NJ Divorce Law
In the practice of New Jersey Divorce and Family Law, many aspects of your case are governed by law or cases previously heard by and resolved in court (commonly called precedent). You may hear your divorce attorney cite these cases and see them in writing to support certain parts of your divorce documents.Already Divorced
Post-Judgment Modifications are an active part of New Jersey Divorce and Family Law work. As such, many aspects of the modification process have weathered the storm of the trial process.
Crews v. Crews, 2000: Marital Lifesstyle This case set precedent that a dependent spouse is entitled to alimony to ensure that their post-divorce lifestyle is similar to the one enjoyed in marriage. This case highlighted the importance of accurately estimating the “marital lifestyle” during the initial divorce process. The court outlined several factors should be considered when calculating lifestyle expenses including all real-estate and improvements, savings and investments, all vehicles, personal property of significant value, regular shopping habits, entertainment, household help, cash on hand, pets, and other personal expenses.Child Custody
As you and your ex-spouse embark on your post-divorce paths, you may realize that certain aspects of your child custody plans are no longer working for changes in your lifestyle including employment and personal commitments.
Baures v. Lewis, 2001: Moving a child out of State This case outlined conditions that should be considered when, post-divorce one parent would like to move a minor child out of state and how visitation with the non-custodial parent would be accommodated. You can read more about this case by vising our article Relocating With Children After Divorce.
Chen & Heller, 334 N.J. Super. 361 (2000). If the parties equally share parenting time, the party who wants to move that must prove it is in the best interest of the children to change the custody arrangement.
Moriarity v Bradt, 2003: Grandparents Rights This case held that grandparents seeking visitation under N.J.S.A. 9:2-7.1 “must prove by a preponderance of the evidence that denial of the visitation they seek would result in harm to the child. In this case, the grandparents met that burden.”
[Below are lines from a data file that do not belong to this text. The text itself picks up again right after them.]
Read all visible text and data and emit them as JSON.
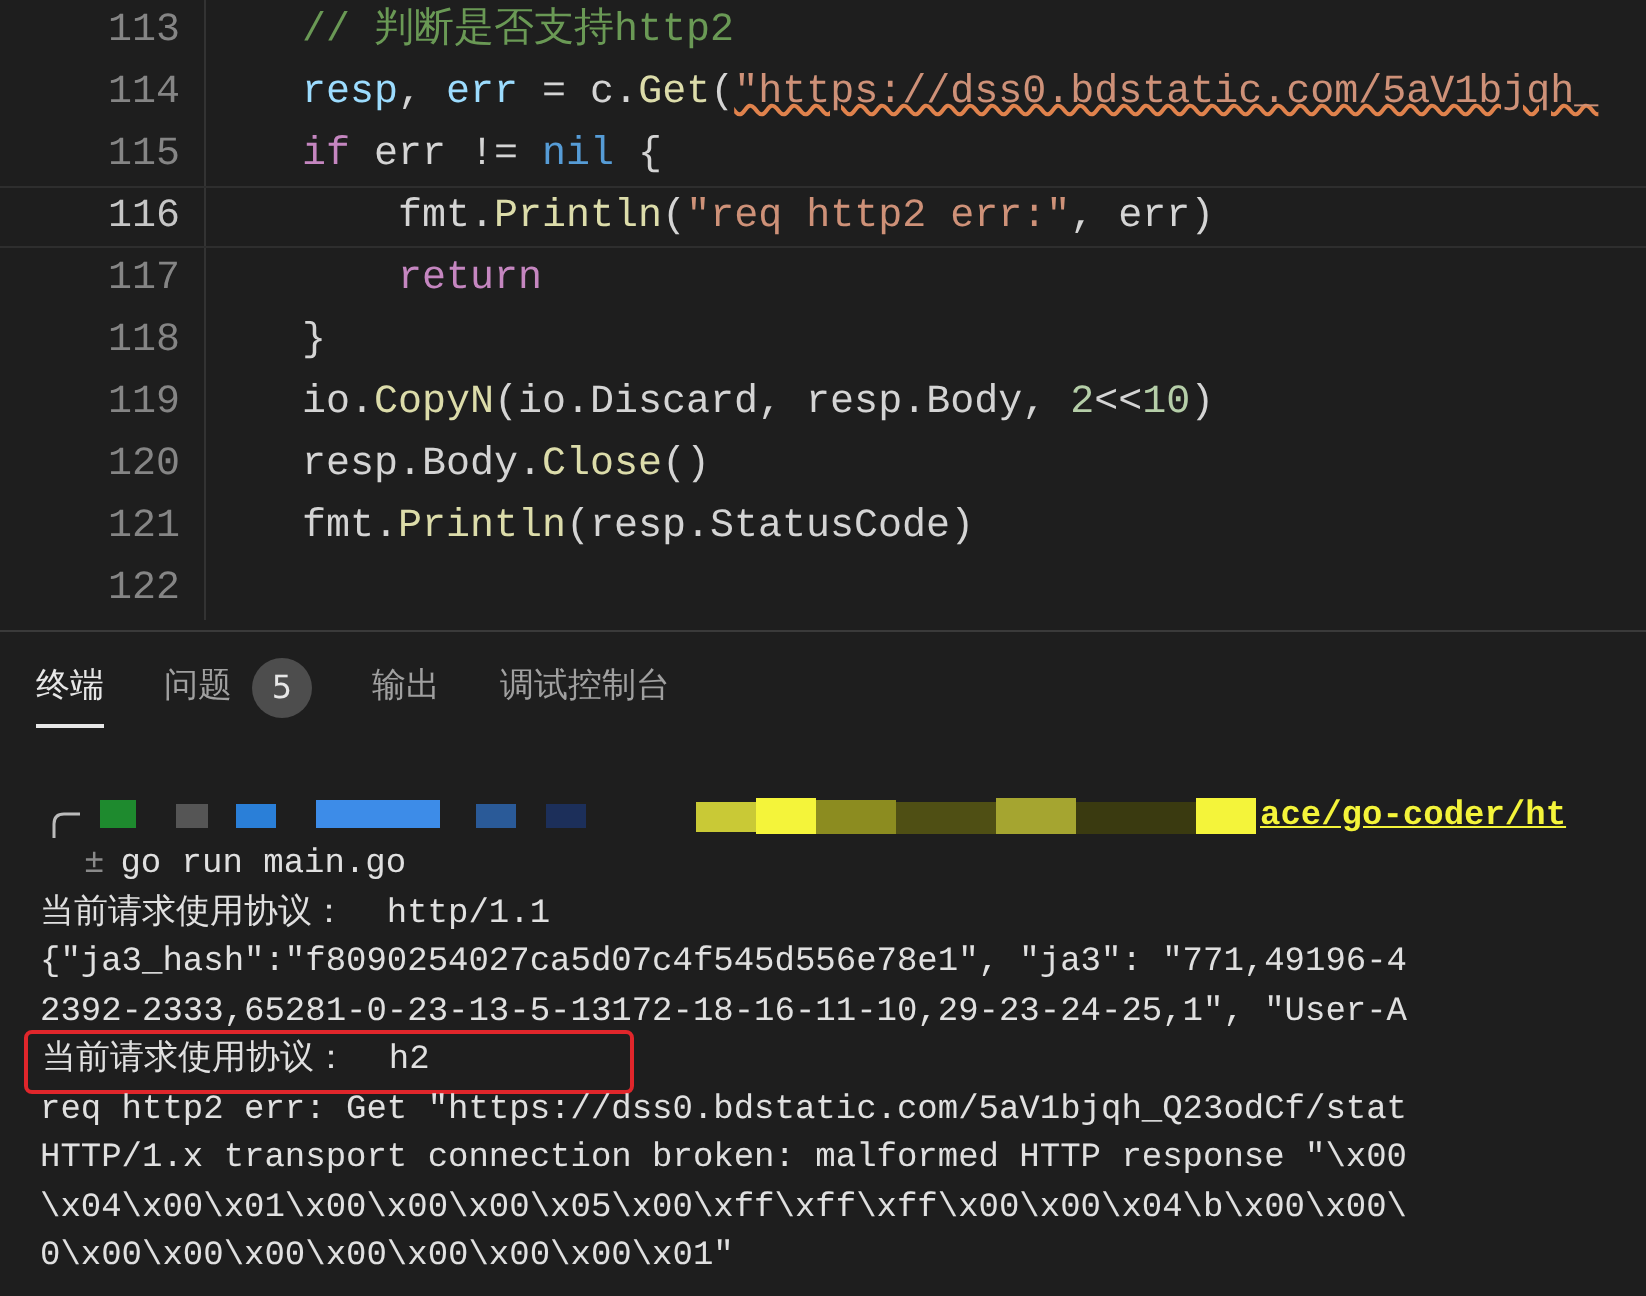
{
  "editor": {
    "lines": [
      {
        "number": "113",
        "active": false,
        "tokens": [
          {
            "kind": "comment",
            "text": "    // 判断是否支持http2"
          }
        ]
      },
      {
        "number": "114",
        "active": false,
        "tokens": [
          {
            "kind": "var",
            "text": "    resp"
          },
          {
            "kind": "plain",
            "text": ", "
          },
          {
            "kind": "var",
            "text": "err"
          },
          {
            "kind": "plain",
            "text": " = c."
          },
          {
            "kind": "func",
            "text": "Get"
          },
          {
            "kind": "plain",
            "text": "("
          },
          {
            "kind": "error_string",
            "text": "\"https://dss0.bdstatic.com/5aV1bjqh_"
          }
        ]
      },
      {
        "number": "115",
        "active": false,
        "tokens": [
          {
            "kind": "keyword",
            "text": "    if"
          },
          {
            "kind": "plain",
            "text": " err != "
          },
          {
            "kind": "constant",
            "text": "nil"
          },
          {
            "kind": "plain",
            "text": " {"
          }
        ]
      },
      {
        "number": "116",
        "active": true,
        "tokens": [
          {
            "kind": "plain",
            "text": "        fmt."
          },
          {
            "kind": "func",
            "text": "Println"
          },
          {
            "kind": "plain",
            "text": "("
          },
          {
            "kind": "string",
            "text": "\"req http2 err:\""
          },
          {
            "kind": "plain",
            "text": ", err)"
          }
        ]
      },
      {
        "number": "117",
        "active": false,
        "tokens": [
          {
            "kind": "keyword",
            "text": "        return"
          }
        ]
      },
      {
        "number": "118",
        "active": false,
        "tokens": [
          {
            "kind": "plain",
            "text": "    }"
          }
        ]
      },
      {
        "number": "119",
        "active": false,
        "tokens": [
          {
            "kind": "plain",
            "text": "    io."
          },
          {
            "kind": "func",
            "text": "CopyN"
          },
          {
            "kind": "plain",
            "text": "(io.Discard, resp.Body, "
          },
          {
            "kind": "number",
            "text": "2"
          },
          {
            "kind": "plain",
            "text": "<<"
          },
          {
            "kind": "number",
            "text": "10"
          },
          {
            "kind": "plain",
            "text": ")"
          }
        ]
      },
      {
        "number": "120",
        "active": false,
        "tokens": [
          {
            "kind": "plain",
            "text": "    resp.Body."
          },
          {
            "kind": "func",
            "text": "Close"
          },
          {
            "kind": "plain",
            "text": "()"
          }
        ]
      },
      {
        "number": "121",
        "active": false,
        "tokens": [
          {
            "kind": "plain",
            "text": "    fmt."
          },
          {
            "kind": "func",
            "text": "Println"
          },
          {
            "kind": "plain",
            "text": "(resp.StatusCode)"
          }
        ]
      },
      {
        "number": "122",
        "active": false
      }
    ]
  },
  "panel": {
    "tabs": [
      {
        "label": "终端",
        "selected": true
      },
      {
        "label": "问题",
        "selected": false,
        "badge": "5"
      },
      {
        "label": "输出",
        "selected": false
      },
      {
        "label": "调试控制台",
        "selected": false
      }
    ]
  },
  "terminal": {
    "lines": [
      {
        "kind": "prompt",
        "path": "ace/go-coder/ht"
      },
      {
        "kind": "command",
        "symbol": "±",
        "text": "go run main.go"
      },
      {
        "kind": "output",
        "text": "当前请求使用协议：  http/1.1"
      },
      {
        "kind": "output",
        "text": "{\"ja3_hash\":\"f8090254027ca5d07c4f545d556e78e1\", \"ja3\": \"771,49196-4"
      },
      {
        "kind": "output",
        "text": "2392-2333,65281-0-23-13-5-13172-18-16-11-10,29-23-24-25,1\", \"User-A"
      },
      {
        "kind": "highlighted",
        "text": "当前请求使用协议：  h2"
      },
      {
        "kind": "output",
        "text": "req http2 err: Get \"https://dss0.bdstatic.com/5aV1bjqh_Q23odCf/stat"
      },
      {
        "kind": "output",
        "text": "HTTP/1.x transport connection broken: malformed HTTP response \"\\x00"
      },
      {
        "kind": "output",
        "text": "\\x04\\x00\\x01\\x00\\x00\\x00\\x05\\x00\\xff\\xff\\xff\\x00\\x00\\x04\\b\\x00\\x00\\"
      },
      {
        "kind": "output",
        "text": "0\\x00\\x00\\x00\\x00\\x00\\x00\\x00\\x01\""
      }
    ]
  }
}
Under the law: N.J.S.A. 9:2-7.1, there are several factors to consider, when determining if grandparents should have visitation with their grandchildren against the wishes of the children’s parents:
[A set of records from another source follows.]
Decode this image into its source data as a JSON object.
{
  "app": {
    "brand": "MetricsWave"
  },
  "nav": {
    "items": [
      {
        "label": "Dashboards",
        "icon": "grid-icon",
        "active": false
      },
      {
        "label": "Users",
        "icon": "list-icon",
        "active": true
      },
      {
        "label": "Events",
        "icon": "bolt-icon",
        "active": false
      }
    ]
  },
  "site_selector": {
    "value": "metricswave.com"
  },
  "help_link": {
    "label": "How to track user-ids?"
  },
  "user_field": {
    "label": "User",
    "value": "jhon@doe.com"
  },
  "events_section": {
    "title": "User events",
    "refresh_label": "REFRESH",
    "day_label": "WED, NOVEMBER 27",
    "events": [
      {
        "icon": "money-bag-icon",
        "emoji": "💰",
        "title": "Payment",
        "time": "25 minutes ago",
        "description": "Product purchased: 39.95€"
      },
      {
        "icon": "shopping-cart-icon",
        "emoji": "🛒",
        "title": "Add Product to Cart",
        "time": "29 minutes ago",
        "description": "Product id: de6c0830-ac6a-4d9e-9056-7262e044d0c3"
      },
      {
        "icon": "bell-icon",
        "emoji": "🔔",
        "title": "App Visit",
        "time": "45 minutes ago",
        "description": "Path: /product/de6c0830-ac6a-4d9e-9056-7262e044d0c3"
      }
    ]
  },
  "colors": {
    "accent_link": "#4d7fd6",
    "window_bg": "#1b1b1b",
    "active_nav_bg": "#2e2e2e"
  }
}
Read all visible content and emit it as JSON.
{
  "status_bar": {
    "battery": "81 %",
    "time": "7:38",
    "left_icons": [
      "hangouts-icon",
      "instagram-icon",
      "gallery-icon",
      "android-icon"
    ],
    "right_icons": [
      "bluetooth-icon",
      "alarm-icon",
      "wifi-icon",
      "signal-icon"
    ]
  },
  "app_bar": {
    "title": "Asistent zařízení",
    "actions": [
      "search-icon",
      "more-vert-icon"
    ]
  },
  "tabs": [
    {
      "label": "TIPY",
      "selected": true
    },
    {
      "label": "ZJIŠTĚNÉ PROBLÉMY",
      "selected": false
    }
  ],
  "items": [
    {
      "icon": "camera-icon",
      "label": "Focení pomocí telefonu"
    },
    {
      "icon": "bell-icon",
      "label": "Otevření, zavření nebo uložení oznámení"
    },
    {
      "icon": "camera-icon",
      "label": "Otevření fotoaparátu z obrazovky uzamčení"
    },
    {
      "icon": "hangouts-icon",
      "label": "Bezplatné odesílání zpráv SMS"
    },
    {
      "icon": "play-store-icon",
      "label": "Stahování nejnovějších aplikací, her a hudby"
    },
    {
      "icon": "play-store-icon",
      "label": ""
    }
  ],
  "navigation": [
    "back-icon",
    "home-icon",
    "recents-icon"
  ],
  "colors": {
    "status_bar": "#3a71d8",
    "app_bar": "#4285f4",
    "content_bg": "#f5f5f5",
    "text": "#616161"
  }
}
- Relationship of the child to his/her grandparents
- Relationship of parent to the applicant (presumably his/her own parents)
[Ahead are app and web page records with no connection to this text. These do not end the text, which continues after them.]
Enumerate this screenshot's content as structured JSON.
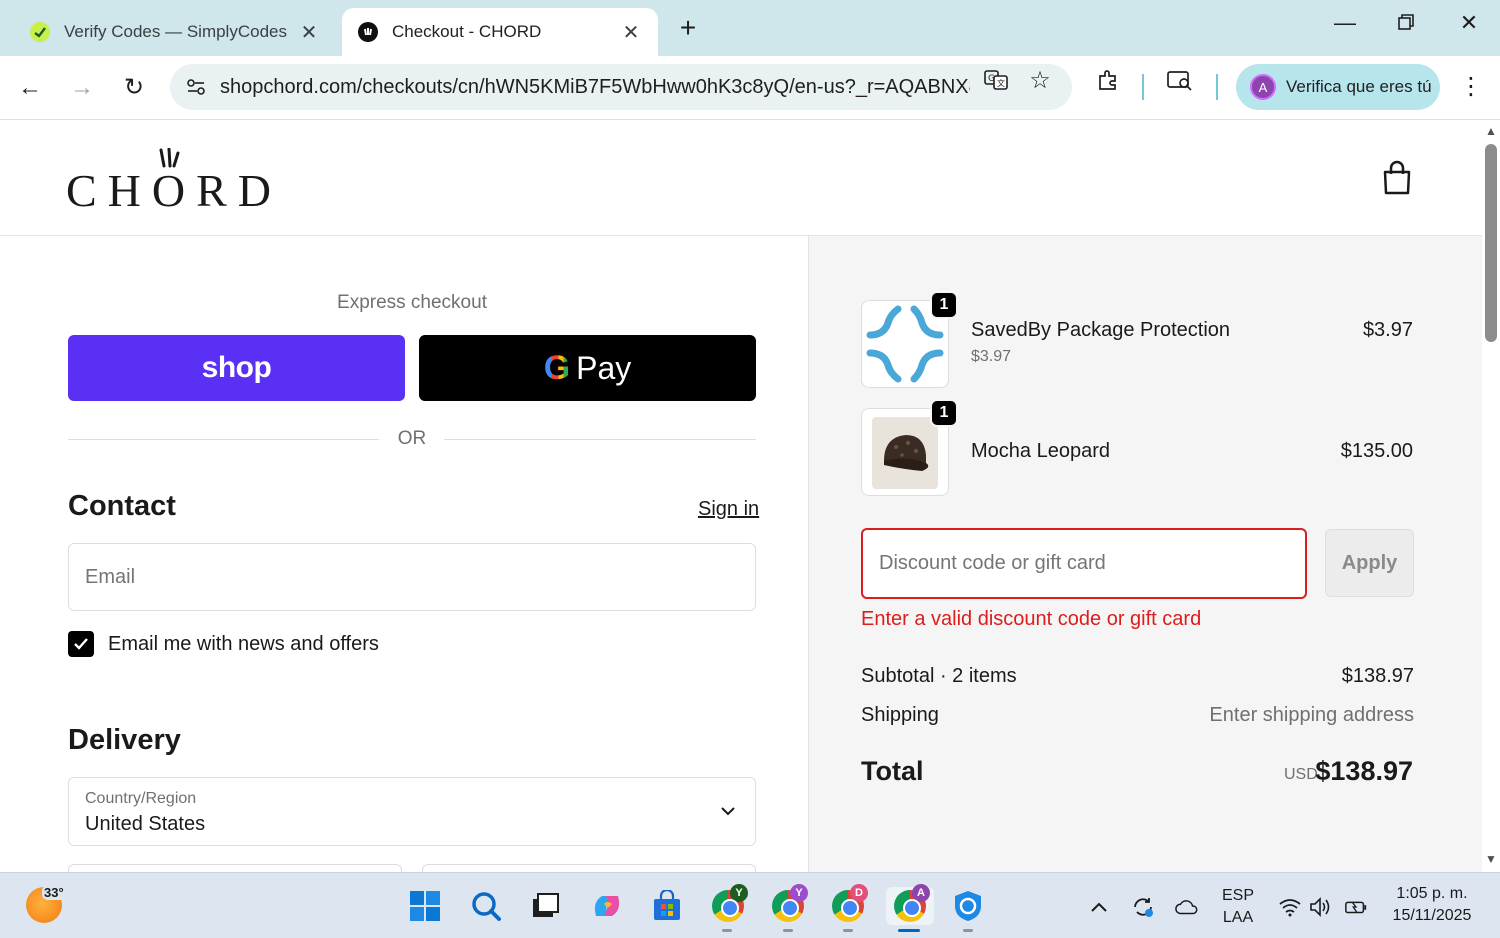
{
  "browser": {
    "tabs": [
      {
        "title": "Verify Codes — SimplyCodes",
        "active": false
      },
      {
        "title": "Checkout - CHORD",
        "active": true
      }
    ],
    "url": "shopchord.com/checkouts/cn/hWN5KMiB7F5WbHww0hK3c8yQ/en-us?_r=AQABNX8u...",
    "profile_label": "Verifica que eres tú",
    "profile_initial": "A"
  },
  "header": {
    "logo_text": "CHORD"
  },
  "checkout": {
    "express_label": "Express checkout",
    "shop_pay_label": "shop",
    "gpay_label": "Pay",
    "gpay_g": "G",
    "or_label": "OR",
    "contact_heading": "Contact",
    "sign_in_label": "Sign in",
    "email_placeholder": "Email",
    "news_checkbox_label": "Email me with news and offers",
    "news_checked": true,
    "delivery_heading": "Delivery",
    "country_label": "Country/Region",
    "country_value": "United States"
  },
  "summary": {
    "items": [
      {
        "name": "SavedBy Package Protection",
        "sub": "$3.97",
        "price": "$3.97",
        "qty": "1"
      },
      {
        "name": "Mocha Leopard",
        "sub": "",
        "price": "$135.00",
        "qty": "1"
      }
    ],
    "discount_placeholder": "Discount code or gift card",
    "apply_label": "Apply",
    "discount_error": "Enter a valid discount code or gift card",
    "subtotal_label": "Subtotal · 2 items",
    "subtotal_value": "$138.97",
    "shipping_label": "Shipping",
    "shipping_value": "Enter shipping address",
    "total_label": "Total",
    "total_currency": "USD",
    "total_value": "$138.97"
  },
  "taskbar": {
    "temperature": "33°",
    "language_top": "ESP",
    "language_bottom": "LAA",
    "time": "1:05 p. m.",
    "date": "15/11/2025",
    "chrome_profiles": [
      "Y",
      "Y",
      "D",
      "A"
    ]
  },
  "colors": {
    "shop_pay": "#5a31f4",
    "error": "#dd1d1d",
    "tab_strip": "#cfe6ea",
    "profile_pill": "#b6e5ec"
  }
}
- Time that has transpired since child last spent time with grandparent
- Effect of child’s relationship with grandparent on the parents
- The parenting schedule if parents are divorced
- The intention of the grandparents
- Any physical, emotional, or sexual abuse or neglect of the grandparetns.
- Any and all other factors which could be in the best interest of the child.
Newburgh v. Arrigo, 1982, COLLEGE COSTS: The court listed specific factors to consider when determining who should contribute towards the cost of college. Please read more information about college costs in our article Handling the Costs of College.